Data section start

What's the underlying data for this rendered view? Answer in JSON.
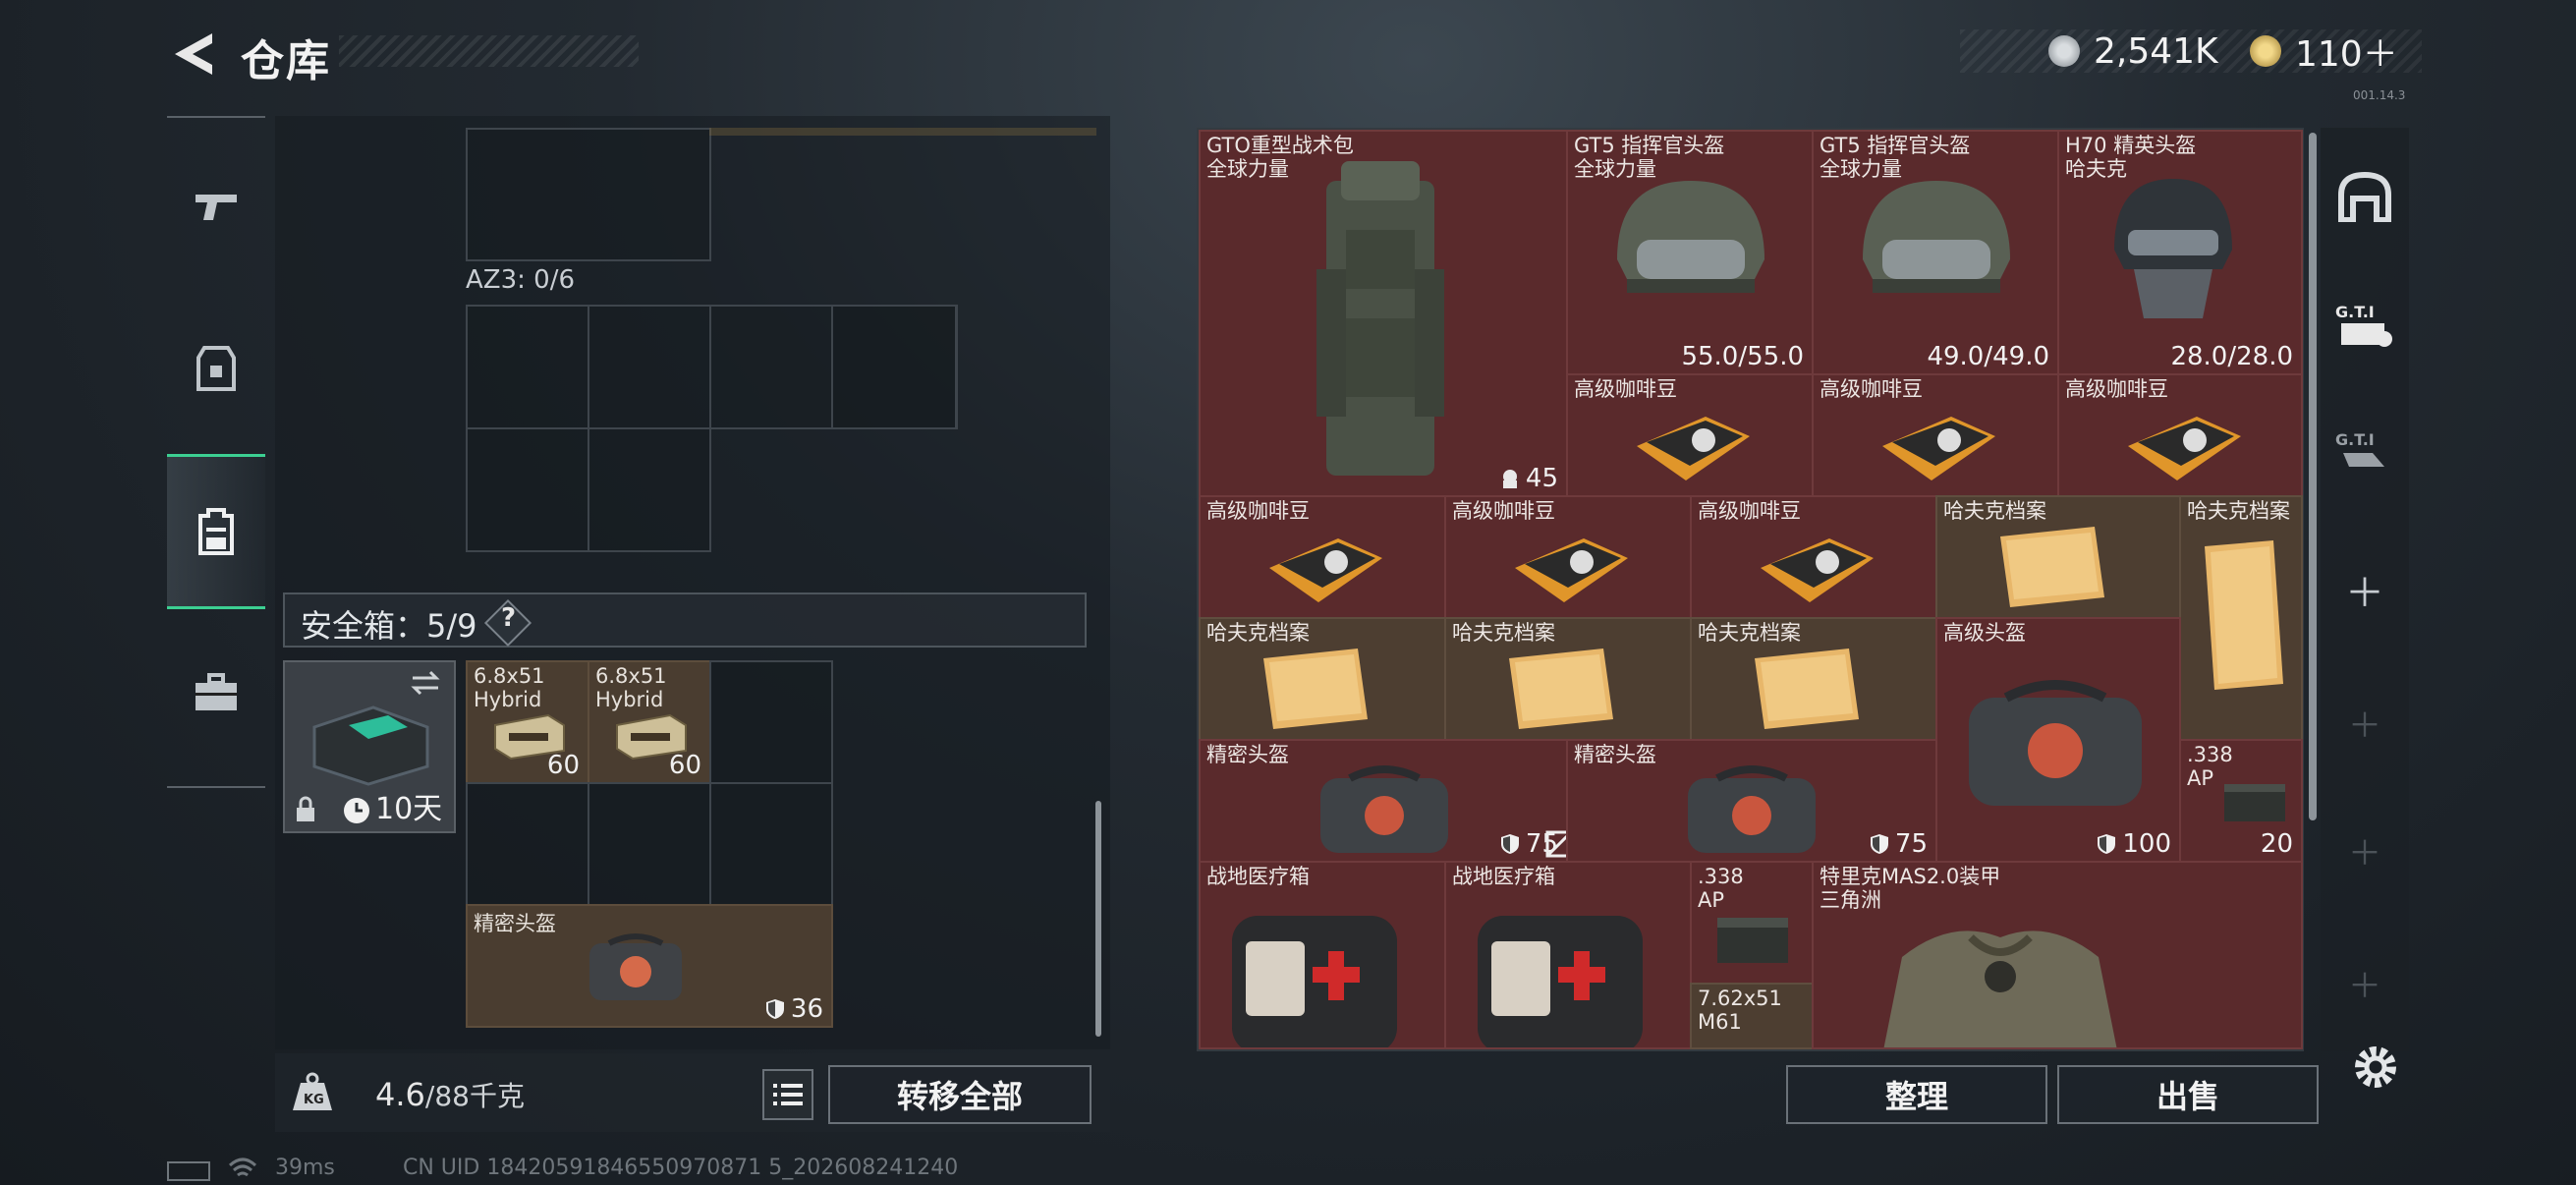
{
  "header": {
    "title": "仓库",
    "currency_a": "2,541K",
    "currency_b": "110＋",
    "version": "001.14.3"
  },
  "sidebar": {
    "items": [
      "weapon",
      "armor",
      "backpack",
      "case"
    ]
  },
  "left": {
    "az_label": "AZ3: 0/6",
    "safe_label": "安全箱：5/9",
    "safe_q": "?",
    "safe_timer": "10天",
    "ammo1": {
      "name": "6.8x51\nHybrid",
      "qty": "60"
    },
    "ammo2": {
      "name": "6.8x51\nHybrid",
      "qty": "60"
    },
    "helmet_bag": {
      "name": "精密头盔",
      "durability": "36"
    }
  },
  "weight": {
    "value": "4.6",
    "unit": "/88千克"
  },
  "buttons": {
    "transfer_all": "转移全部",
    "sort": "整理",
    "sell": "出售"
  },
  "items": [
    {
      "id": "backpack",
      "name": "GTO重型战术包\n全球力量",
      "value": "45",
      "icon": "lock-bag-icon"
    },
    {
      "id": "helmet1",
      "name": "GT5 指挥官头盔\n全球力量",
      "value": "55.0/55.0"
    },
    {
      "id": "helmet2",
      "name": "GT5 指挥官头盔\n全球力量",
      "value": "49.0/49.0"
    },
    {
      "id": "helmet3",
      "name": "H70 精英头盔\n哈夫克",
      "value": "28.0/28.0"
    },
    {
      "id": "coffee1",
      "name": "高级咖啡豆"
    },
    {
      "id": "coffee2",
      "name": "高级咖啡豆"
    },
    {
      "id": "coffee3",
      "name": "高级咖啡豆"
    },
    {
      "id": "coffee4",
      "name": "高级咖啡豆"
    },
    {
      "id": "coffee5",
      "name": "高级咖啡豆"
    },
    {
      "id": "coffee6",
      "name": "高级咖啡豆"
    },
    {
      "id": "file1",
      "name": "哈夫克档案"
    },
    {
      "id": "file2",
      "name": "哈夫克档案"
    },
    {
      "id": "file3",
      "name": "哈夫克档案"
    },
    {
      "id": "file4",
      "name": "哈夫克档案"
    },
    {
      "id": "file5",
      "name": "哈夫克档案"
    },
    {
      "id": "adv_helmet",
      "name": "高级头盔",
      "value": "100"
    },
    {
      "id": "prec1",
      "name": "精密头盔",
      "value": "75"
    },
    {
      "id": "prec2",
      "name": "精密头盔",
      "value": "75"
    },
    {
      "id": "ammo338a",
      "name": ".338\nAP",
      "value": "20"
    },
    {
      "id": "med1",
      "name": "战地医疗箱"
    },
    {
      "id": "med2",
      "name": "战地医疗箱"
    },
    {
      "id": "ammo338b",
      "name": ".338\nAP"
    },
    {
      "id": "ammo762",
      "name": "7.62x51\nM61"
    },
    {
      "id": "armor",
      "name": "特里克MAS2.0装甲\n三角洲"
    }
  ],
  "footer": {
    "ping": "39ms",
    "uid": "CN UID 18420591846550970871 5_202608241240"
  },
  "colors": {
    "accent": "#3ccf92",
    "item_red": "#5a2a2c",
    "item_tan": "#4d3e31"
  }
}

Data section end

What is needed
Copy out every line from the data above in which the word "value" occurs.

The completed task
    "value": "4.6",
      "value": "45",
      "value": "55.0/55.0"
      "value": "49.0/49.0"
      "value": "28.0/28.0"
      "value": "100"
      "value": "75"
      "value": "75"
      "value": "20"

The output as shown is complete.